Little Voices: recent advances in child bioarchaeology
by Professor Mary Lewis, University of Reading
Children are the most vulnerable members of any society yet despite this, in 1968 Johnson lamented the almost complete neglect of children in archaeology. Now, nearly half a century later, how far have we come? This lecture provides an overview of the nature, importance, position, challenges and popularity of child studies in bioarchaeology. It reviews new ageing, sexing and growth methods and the rapidly expanding area of child palaeopathology. New themes, such as concerns about how we define a ‘child’ and the emerging interest in adolescent skeletons are explored. Throughout, the issue that child skeletons represent frail ‘non-survivors’ resonates, as we attempt to provide accurate sex and age estimates or to understand levels of childhood stress.

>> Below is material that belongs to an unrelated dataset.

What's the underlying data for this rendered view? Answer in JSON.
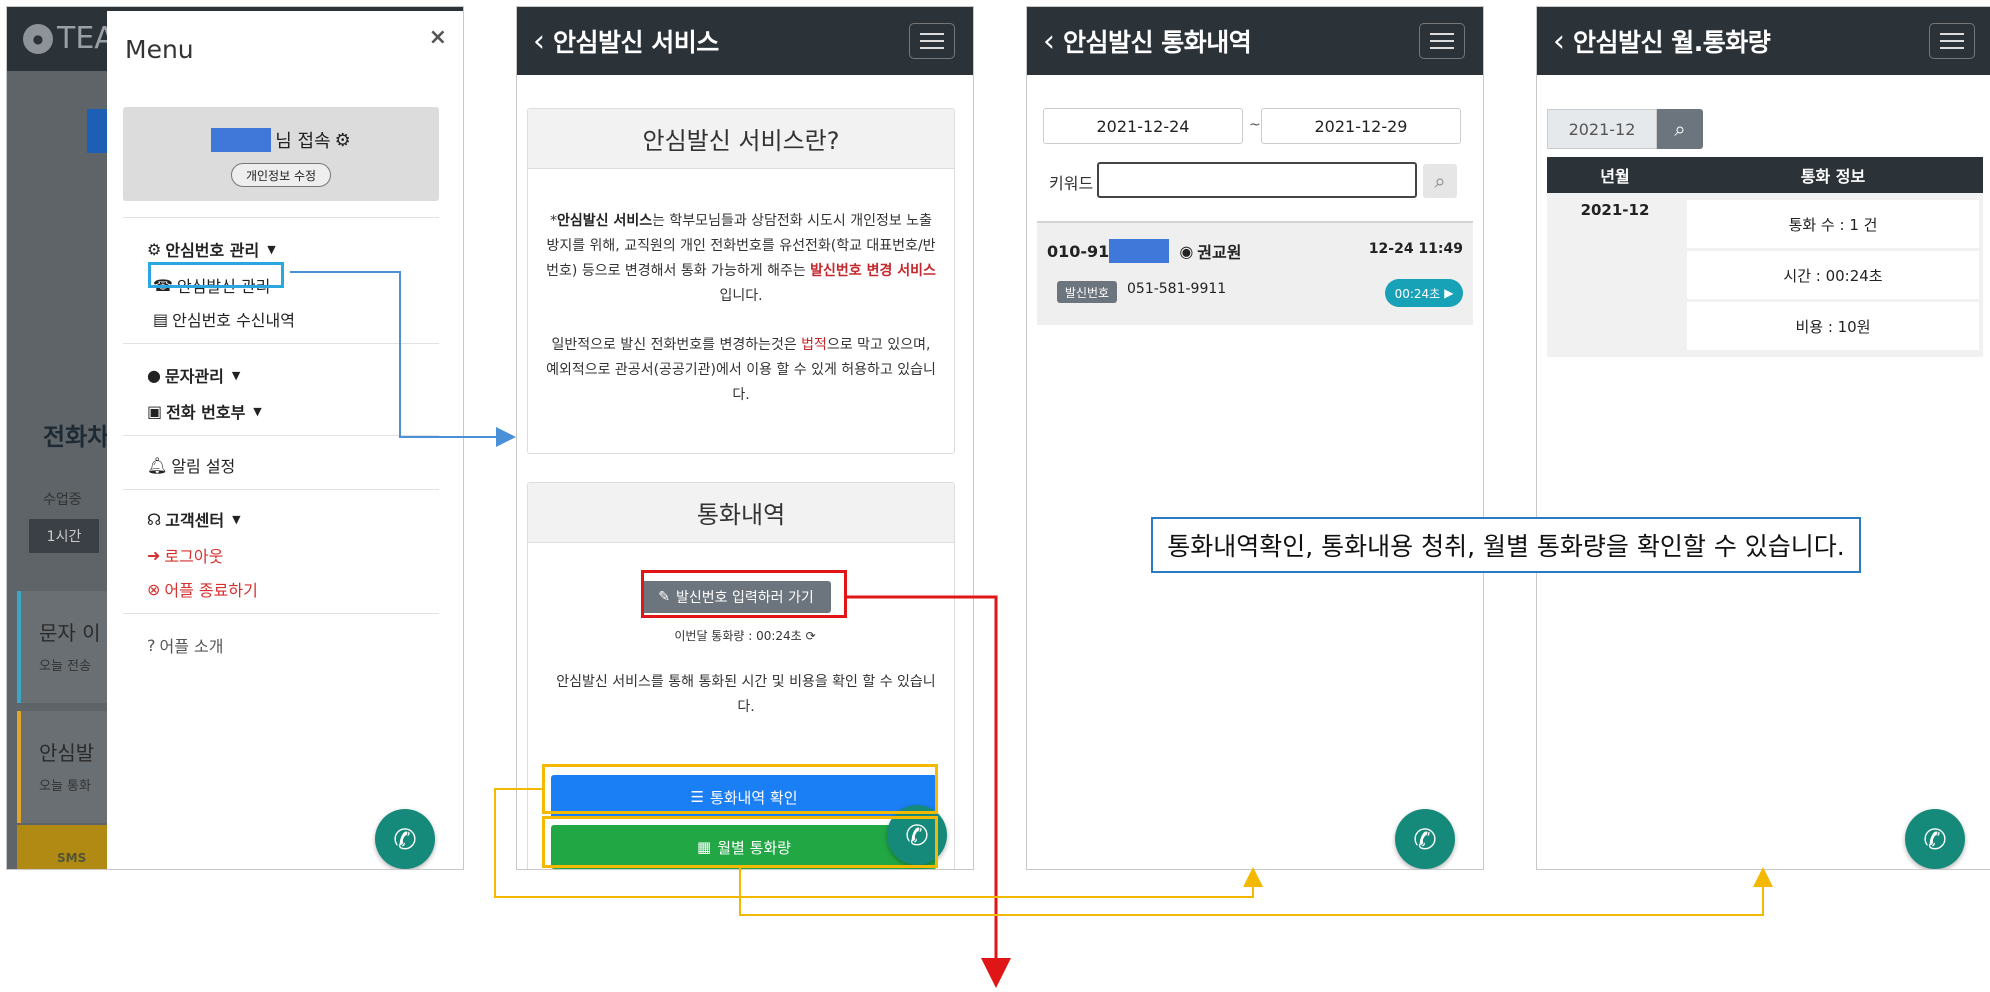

Mary obtained her BA in Archaeology from the University of Leicester in 1992, and an MSc in Osteology, Palaeopathology and Funerary Archaeology (1993) and PhD (1999), from the University of Bradford. Mary is Professor of Bioarchaeology at the University of Reading. Mary specialises in the study of child and adolescent skeletal remains with a particular focus on palaeopathology, and runs the MSc in Professional Human Osteoarchaeology. Mary’s publications include two books: The Palaeopathology of Children (Academic Press, 2018) and The Bioarchaeology of Children (CUP, 2007). She has held Associate Editor positions for the American Journal of Physical Anthropology and the International Journal of Paleopathology. In addition to her work on puberty assessment, Mary’s research has helped to outline the criteria for the diagnosis of leprosy (2002), tuberculosis (2011), thalassaemia (2010) and trauma (2014) in child skeletal remains.
Image: cover image from “Paleopathology of Children” by Mary Lewis, Academic Press 2018
Due to the ongoing Covid-19 pandemic the above will be conducted on Zoom. Details of how to join the lectures, which will commence as usual at 2.30pm, will be communicated nearer the time